What to work on ▸ Exactly reproduce each record listed below.

Provided data ▸
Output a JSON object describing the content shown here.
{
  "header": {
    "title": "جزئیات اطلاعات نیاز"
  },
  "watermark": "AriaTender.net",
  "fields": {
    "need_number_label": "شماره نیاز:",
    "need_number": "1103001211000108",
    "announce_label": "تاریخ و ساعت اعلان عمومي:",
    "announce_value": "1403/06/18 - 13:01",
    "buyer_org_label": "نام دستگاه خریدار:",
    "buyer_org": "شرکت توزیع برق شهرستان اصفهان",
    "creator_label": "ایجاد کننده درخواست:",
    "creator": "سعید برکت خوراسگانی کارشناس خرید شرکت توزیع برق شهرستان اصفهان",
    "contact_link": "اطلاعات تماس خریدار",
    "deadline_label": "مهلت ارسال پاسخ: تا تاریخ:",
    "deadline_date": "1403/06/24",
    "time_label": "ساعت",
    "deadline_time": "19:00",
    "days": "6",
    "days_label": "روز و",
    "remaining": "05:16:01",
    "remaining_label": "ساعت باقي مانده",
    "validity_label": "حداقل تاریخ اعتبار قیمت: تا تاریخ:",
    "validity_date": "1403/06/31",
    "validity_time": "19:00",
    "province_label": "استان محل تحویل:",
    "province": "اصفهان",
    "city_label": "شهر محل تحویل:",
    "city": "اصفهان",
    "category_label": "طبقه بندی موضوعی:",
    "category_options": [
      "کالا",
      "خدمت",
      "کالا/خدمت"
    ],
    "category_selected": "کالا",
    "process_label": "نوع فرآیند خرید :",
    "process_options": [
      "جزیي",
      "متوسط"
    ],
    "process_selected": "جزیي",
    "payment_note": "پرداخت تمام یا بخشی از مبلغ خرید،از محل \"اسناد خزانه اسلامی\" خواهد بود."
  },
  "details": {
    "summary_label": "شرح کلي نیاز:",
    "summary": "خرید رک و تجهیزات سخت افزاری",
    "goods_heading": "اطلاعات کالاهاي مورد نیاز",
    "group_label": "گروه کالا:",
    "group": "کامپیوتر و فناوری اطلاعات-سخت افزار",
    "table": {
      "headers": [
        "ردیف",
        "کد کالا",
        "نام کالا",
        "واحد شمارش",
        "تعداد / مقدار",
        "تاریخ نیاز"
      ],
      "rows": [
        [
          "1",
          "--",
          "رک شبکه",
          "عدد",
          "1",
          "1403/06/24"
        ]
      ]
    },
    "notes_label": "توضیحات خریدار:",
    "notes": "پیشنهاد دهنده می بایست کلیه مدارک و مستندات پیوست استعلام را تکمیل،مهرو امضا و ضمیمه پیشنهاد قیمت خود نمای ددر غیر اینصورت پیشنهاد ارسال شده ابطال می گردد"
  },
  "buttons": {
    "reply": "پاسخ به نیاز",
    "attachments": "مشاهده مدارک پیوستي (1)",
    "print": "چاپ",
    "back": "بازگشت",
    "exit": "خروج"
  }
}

Answer to the problem ▸
Output a JSON object describing the content shown here.
{
  "header": {
    "title": "جزئیات اطلاعات نیاز"
  },
  "watermark": "AriaTender.net",
  "fields": {
    "need_number_label": "شماره نیاز:",
    "need_number": "1103001211000108",
    "announce_label": "تاریخ و ساعت اعلان عمومي:",
    "announce_value": "1403/06/18 - 13:01",
    "buyer_org_label": "نام دستگاه خریدار:",
    "buyer_org": "شرکت توزیع برق شهرستان اصفهان",
    "creator_label": "ایجاد کننده درخواست:",
    "creator": "سعید برکت خوراسگانی کارشناس خرید شرکت توزیع برق شهرستان اصفهان",
    "contact_link": "اطلاعات تماس خریدار",
    "deadline_label": "مهلت ارسال پاسخ: تا تاریخ:",
    "deadline_date": "1403/06/24",
    "time_label": "ساعت",
    "deadline_time": "19:00",
    "days": "6",
    "days_label": "روز و",
    "remaining": "05:16:01",
    "remaining_label": "ساعت باقي مانده",
    "validity_label": "حداقل تاریخ اعتبار قیمت: تا تاریخ:",
    "validity_date": "1403/06/31",
    "validity_time": "19:00",
    "province_label": "استان محل تحویل:",
    "province": "اصفهان",
    "city_label": "شهر محل تحویل:",
    "city": "اصفهان",
    "category_label": "طبقه بندی موضوعی:",
    "category_options": [
      "کالا",
      "خدمت",
      "کالا/خدمت"
    ],
    "category_selected": "کالا",
    "process_label": "نوع فرآیند خرید :",
    "process_options": [
      "جزیي",
      "متوسط"
    ],
    "process_selected": "جزیي",
    "payment_note": "پرداخت تمام یا بخشی از مبلغ خرید،از محل \"اسناد خزانه اسلامی\" خواهد بود."
  },
  "details": {
    "summary_label": "شرح کلي نیاز:",
    "summary": "خرید رک و تجهیزات سخت افزاری",
    "goods_heading": "اطلاعات کالاهاي مورد نیاز",
    "group_label": "گروه کالا:",
    "group": "کامپیوتر و فناوری اطلاعات-سخت افزار",
    "table": {
      "headers": [
        "ردیف",
        "کد کالا",
        "نام کالا",
        "واحد شمارش",
        "تعداد / مقدار",
        "تاریخ نیاز"
      ],
      "rows": [
        [
          "1",
          "--",
          "رک شبکه",
          "عدد",
          "1",
          "1403/06/24"
        ]
      ]
    },
    "notes_label": "توضیحات خریدار:",
    "notes": "پیشنهاد دهنده می بایست کلیه مدارک و مستندات پیوست استعلام را تکمیل،مهرو امضا و ضمیمه پیشنهاد قیمت خود نمای ددر غیر اینصورت پیشنهاد ارسال شده ابطال می گردد"
  },
  "buttons": {
    "reply": "پاسخ به نیاز",
    "attachments": "مشاهده مدارک پیوستي (1)",
    "print": "چاپ",
    "back": "بازگشت",
    "exit": "خروج"
  }
}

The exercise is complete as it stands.